In the shadow of doubt
Review of Unbelievers: an Emotional History of Doubt by Alec Ryrie.
How did the West turn away from Christian faith? Beginning in the 18th century philosophers and scientists made it difficult to believe in God; by the 1960s, pop culture caught up to their earlier intellectual attacks. And thus we Christians find ourselves today in a thoroughly secular society. Or so goes the usual answer.
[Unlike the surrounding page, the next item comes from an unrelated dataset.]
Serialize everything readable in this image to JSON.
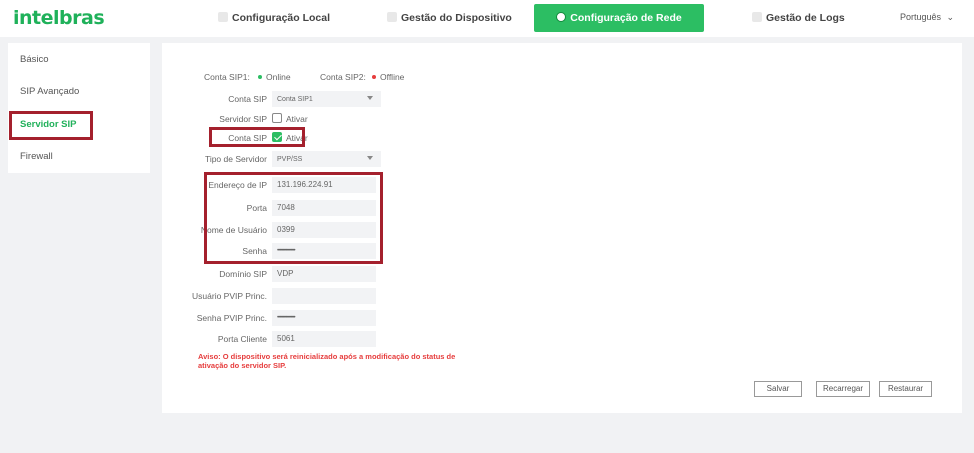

Not quite, counters the British historian Alec Ryrie. “What if people stopped believing and then found they needed arguments to justify their unbelief?” he asks. With wit, charm and deep learning, Unbelievers offers an alternate account of how the West lost faith, which gives priority to the heart over the head and highlights the role of anger and anxiety in moving ordinary people to reject faith. For Ryrie, the story of unbelief begins in the Middle Ages, where anger against the church and anxiety about the truth of various Christian teachings bubbled under the surface of a devout society. During the Reformation anger and anxiety exploded as outright unbelief. Protestants fanned the flame of popular anger toward moral corruption within the Catholic church, and both sides provoked anxiety by encouraging scepticism about the authority of the church (for Catholics) or the Bible (for Protestants). Furthermore, Catholics and Protestants pursued a risky strategy in encouraging Christians to move from nominal to devout faith. For what happens if you don’t have “enough” faith to be saved? “I cared not for Heaven so I might not go to Hell” said one man of that age, whose despair sank him into unbelief. Only in the late 17th century did intellectuals begin to formulate logical arguments for an unbelief that had already flowed into the mainstream of European culture on an emotional current of anger and anxiety.
Unbelievers is a superb work of history deserving of a wide readership – and not just among other historians. It’s chock-full of relevant insights for Christian believers seeking to understand our time and place. If Ryrie’s creative and rigorous account of the emergence of our post-religious society is correct, Christians need to rethink atheism and theism, faith and doubt, less as opposites than as intertwined; we need to respect the moral earnestness of many unbelievers; and we need to reflect on how to commend faith to speak to the heart and imagination rather than just the intellect.